March 4, 2024

Finding low-cost, sustainable building materials is important to the environment and to providing affordable housing. Researchers have created a composite building material by replacing sand in concrete and mortar with a common, non-degradable waste product: used disposable diapers.

Access to affordable and adequate housing is a fundamental human right. This is a growing problem, especially in many low-income countries where supply and demand are mismatched.

Building materials are often the most expensive component of home construction, accounting for 80% of the cost. While the use of materials such as natural fibres, earthen materials and industrial construction waste has been explored, concrete remains the mainstay of home construction – indeed, any building – for its strength and durability. But concrete leaves a large carbon footprint.

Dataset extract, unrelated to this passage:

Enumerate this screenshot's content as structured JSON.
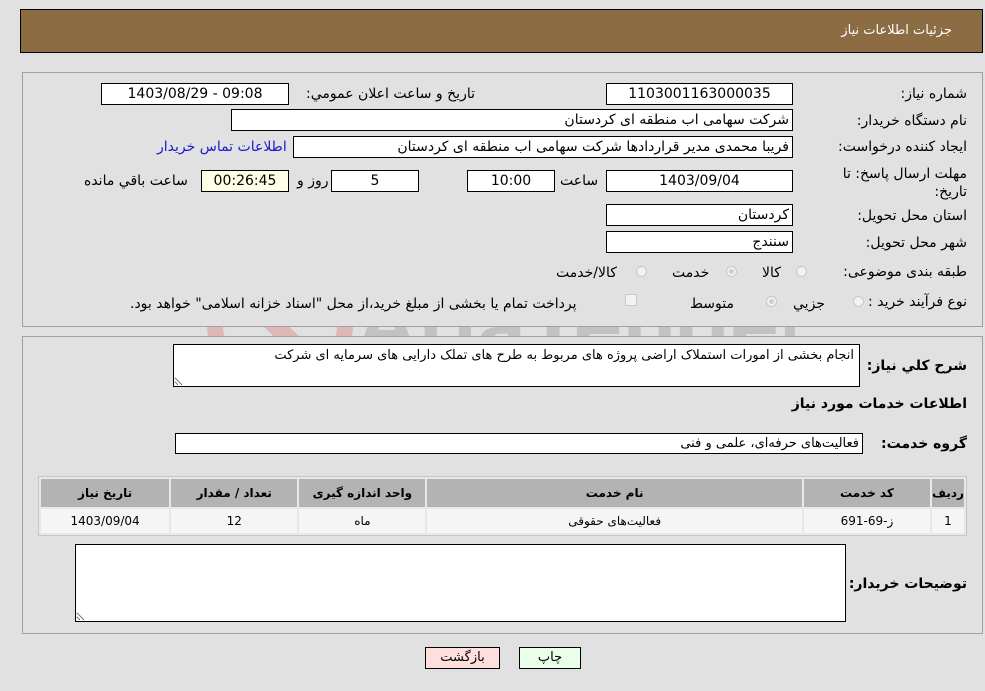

Researchers at Kitakyushu University in Japan were looking for a way to preserve the benefits of concrete while making it more environmentally friendly and cheaper to produce. They turned to a common non-biodegradable waste: disposable diapers.

In conducting the study, the researchers wanted to address Indonesia’s significant population growth and demand for low-cost housing. Along with population growth comes an increase in waste. Indonesia’s total waste in 2019 was 29.21 million tons; this figure rose to 32.76 million tons in 2020.

according to Maritime Fair Trade, Indonesia ranks sixth globally in terms of disposable diaper usage. Many used diapers are dumped in the country’s rivers and waterways, causing pollution through leached chemicals and microplastics. This research could address two important issues: cleaning up the environment and providing low-cost building alternatives.

The researchers prepared concrete and mortar samples by mixing washed, dried and shredded used disposable diapers with cement, sand, gravel and water. The samples were cured for 28 days. Curing is the process of maintaining sufficient moisture in concrete within a temperature range conducive to cement hydration, the chemical reaction between cement and water that contributes to its strength and durability.

Mixtures containing different proportions of disposable diaper waste were tested to see how much pressure they could withstand before they burst. The researchers then calculated the maximum amount of sand that could be replaced with diaper waste to safely build a house with a floor plan of 43 square meters (36 square metres).

They found they could replace 10 percent of the sand in the concrete needed for the columns and beams in a three-story building with disposable diaper waste. In single-storey homes, this increases to 27 per cent. In terms of the mortar used to make the partition walls, the researchers could replace up to 40 percent of the sand with diaper waste. For the leveling of floors and garden paving, it can replace 9% of sand. They found that exceeding these ratios made the concrete unsuitable for construction.

Overall, the researchers found that up to 8 percent of all the concrete and mortar structures needed to build a single-story house with a floor plan of 36 square meters could be replaced with single-use diaper waste. This equates to 60 cubic feet (1.7 cubic meters) of trash.

“The study concluded that adding used diapers to concrete did not significantly reduce its strength,” the team said. “This shows that using diapers to make composites is feasible, especially in terms of developing environmentally friendly and cost-effective materials.”

The researchers believe their disposable diaper concrete has a wide range of applications beyond building houses in Indonesia. This is important because disposable diapers are the third largest contributor to landfills worldwide. Globally, more than 18 billion disposable diapers end up in landfills each year.

“Regarding the social and economic advantages of this paper, the development of materials can range from low-tech to high-tech,” they said. “These procedures are relatively easy and inexpensive to perform.”

The researchers are aware of the current limitations of using waste diapers as a construction material. On the one hand, there is a need to work with waste disposal facilities to collect used diapers from households and sterilize them. Second, machines that shred used diapers on a large scale will be needed.

Nonetheless, the study highlights the potential of using non-degradable waste as a construction material, addressing sustainability issues and providing low-cost housing.

The study was published in the journal scientific report.

source: Kitakyushu University pass Urik Alert!